August 24, 2017

Hack Map

This map is a product of FIU’s GIS Center and the Department of Journalism + Media.

Click image to access.


The visualization of the sea level rise is based upon the State of Florida Division of Emergency Management LiDAR ProjectLAS Dataset hosted by the FIU International Hurricane Research Center (see details at It is intended to project results of “static” sea level rise, not taking tidal effects in consideration. The web visualization of the “static” sea level rise map (details here) is developed by FIU’s Geographic Information Systems (GIS) Center.
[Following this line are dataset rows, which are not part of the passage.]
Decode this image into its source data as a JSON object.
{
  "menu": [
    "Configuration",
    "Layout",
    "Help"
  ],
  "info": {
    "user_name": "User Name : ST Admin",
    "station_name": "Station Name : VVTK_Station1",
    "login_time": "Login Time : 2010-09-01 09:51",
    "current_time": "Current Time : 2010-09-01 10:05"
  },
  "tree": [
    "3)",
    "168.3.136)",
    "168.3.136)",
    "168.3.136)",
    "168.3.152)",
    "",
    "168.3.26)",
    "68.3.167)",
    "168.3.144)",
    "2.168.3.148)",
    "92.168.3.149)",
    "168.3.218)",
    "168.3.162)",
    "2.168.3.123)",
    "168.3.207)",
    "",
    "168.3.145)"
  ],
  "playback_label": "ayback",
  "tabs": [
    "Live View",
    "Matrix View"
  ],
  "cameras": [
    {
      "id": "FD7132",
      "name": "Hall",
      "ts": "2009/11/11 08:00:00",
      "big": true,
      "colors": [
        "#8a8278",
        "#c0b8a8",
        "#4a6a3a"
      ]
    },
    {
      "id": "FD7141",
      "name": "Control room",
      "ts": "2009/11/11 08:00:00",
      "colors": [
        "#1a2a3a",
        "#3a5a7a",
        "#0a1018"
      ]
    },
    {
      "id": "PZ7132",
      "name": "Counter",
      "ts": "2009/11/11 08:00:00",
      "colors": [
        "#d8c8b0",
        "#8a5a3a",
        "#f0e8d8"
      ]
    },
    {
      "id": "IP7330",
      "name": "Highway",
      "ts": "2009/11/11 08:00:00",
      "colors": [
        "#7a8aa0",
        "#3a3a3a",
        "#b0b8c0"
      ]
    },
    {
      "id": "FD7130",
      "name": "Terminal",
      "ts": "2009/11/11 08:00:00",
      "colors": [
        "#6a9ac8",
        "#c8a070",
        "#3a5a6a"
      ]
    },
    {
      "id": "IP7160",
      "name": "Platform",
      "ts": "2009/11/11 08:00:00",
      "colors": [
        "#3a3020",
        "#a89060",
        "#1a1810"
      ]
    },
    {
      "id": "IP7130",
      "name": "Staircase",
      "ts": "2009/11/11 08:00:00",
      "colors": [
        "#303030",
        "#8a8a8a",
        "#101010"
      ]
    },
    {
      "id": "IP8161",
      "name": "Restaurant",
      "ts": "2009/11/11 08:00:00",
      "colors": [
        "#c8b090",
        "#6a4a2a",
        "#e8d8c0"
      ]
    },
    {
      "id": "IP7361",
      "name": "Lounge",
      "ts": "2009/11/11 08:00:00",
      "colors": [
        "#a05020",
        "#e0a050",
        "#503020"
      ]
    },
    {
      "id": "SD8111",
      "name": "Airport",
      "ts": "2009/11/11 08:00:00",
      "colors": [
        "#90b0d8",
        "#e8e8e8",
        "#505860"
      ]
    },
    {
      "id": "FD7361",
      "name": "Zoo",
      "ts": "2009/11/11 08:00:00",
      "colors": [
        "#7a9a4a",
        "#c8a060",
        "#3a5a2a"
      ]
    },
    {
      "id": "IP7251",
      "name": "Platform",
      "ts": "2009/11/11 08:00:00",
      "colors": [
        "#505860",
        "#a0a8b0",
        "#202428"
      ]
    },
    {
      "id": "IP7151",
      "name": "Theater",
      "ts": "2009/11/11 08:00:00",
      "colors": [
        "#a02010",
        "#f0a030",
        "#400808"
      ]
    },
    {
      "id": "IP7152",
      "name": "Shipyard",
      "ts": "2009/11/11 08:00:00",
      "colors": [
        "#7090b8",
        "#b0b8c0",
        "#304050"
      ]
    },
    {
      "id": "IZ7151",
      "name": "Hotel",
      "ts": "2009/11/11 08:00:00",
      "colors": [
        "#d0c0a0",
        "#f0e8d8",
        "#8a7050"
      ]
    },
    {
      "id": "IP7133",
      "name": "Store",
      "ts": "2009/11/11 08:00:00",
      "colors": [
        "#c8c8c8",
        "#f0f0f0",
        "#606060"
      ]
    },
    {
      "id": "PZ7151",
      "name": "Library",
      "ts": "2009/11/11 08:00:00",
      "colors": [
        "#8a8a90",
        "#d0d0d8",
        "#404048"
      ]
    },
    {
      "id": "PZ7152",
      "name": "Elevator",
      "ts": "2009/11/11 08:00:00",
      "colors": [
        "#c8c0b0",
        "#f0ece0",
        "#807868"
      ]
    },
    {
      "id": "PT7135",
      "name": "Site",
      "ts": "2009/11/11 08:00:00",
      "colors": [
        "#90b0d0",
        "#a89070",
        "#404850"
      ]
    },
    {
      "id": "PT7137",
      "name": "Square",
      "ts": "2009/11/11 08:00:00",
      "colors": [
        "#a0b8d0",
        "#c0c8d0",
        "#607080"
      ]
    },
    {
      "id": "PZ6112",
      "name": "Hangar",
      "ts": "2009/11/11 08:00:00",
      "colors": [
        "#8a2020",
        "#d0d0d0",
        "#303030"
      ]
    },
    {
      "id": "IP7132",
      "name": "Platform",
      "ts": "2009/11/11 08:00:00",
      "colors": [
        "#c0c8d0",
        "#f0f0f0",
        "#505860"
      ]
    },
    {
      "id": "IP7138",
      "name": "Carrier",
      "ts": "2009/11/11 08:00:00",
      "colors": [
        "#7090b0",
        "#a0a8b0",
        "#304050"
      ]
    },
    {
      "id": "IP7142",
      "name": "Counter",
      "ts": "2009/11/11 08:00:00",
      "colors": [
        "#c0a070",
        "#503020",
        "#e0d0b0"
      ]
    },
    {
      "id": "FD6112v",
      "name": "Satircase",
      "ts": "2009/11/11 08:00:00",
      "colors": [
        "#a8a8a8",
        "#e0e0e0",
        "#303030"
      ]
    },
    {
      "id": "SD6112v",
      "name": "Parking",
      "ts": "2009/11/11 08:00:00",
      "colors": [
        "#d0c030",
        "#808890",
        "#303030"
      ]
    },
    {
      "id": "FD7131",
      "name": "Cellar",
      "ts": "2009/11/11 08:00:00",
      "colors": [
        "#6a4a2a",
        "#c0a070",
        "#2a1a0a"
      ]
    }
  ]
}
This application uses elevation data from the Google Elevation Service. The elevation value is interpolated from actual elevation measurements at the four nearest available locations. The horizontal resolution is the distance between these points. Please note that we use Google Elevation to show the elevation of the address entered by the user, but we do not use Google Elevation to calculate the visualization of sea-level rise.

The data and maps in this tool illustrate the scale of potential flooding, not the exact location, and do not account for erosion, subsidence, or future construction. Water levels are shown as they would appear during the highest high tides (excludes wind driven tides), also known as MHHW (mean higher high water – see for a definition).

The visualization of the “static” sea level rise map is created using following method:

  1. There are six layers available at each foot level between 1 and 6. The opacity of all layers defaults to 0.
  2. If the slider is set between 0 and 1 then the opacity of the 1 foot layer is set linearly. That is, for a desired opacity of op (in our case 0.8) and a setting of 0.6 feet, op1 = 0.6 * op.
  3. If the slider is set higher than 1 then two layers are on at a time.
  4. The higher layer is set as above and the lower layer is set to maintain the overall opacity, since the higher layer covers all of the same area as the lower plus additional areas.
  5. So if the slider is set to 1.15, then op2 = 0.15 * op and op1 = 1 – (( 1 – op) / (1 – op2)). Maintaining the overall opacity leads to a smooth transition as the slider is moved.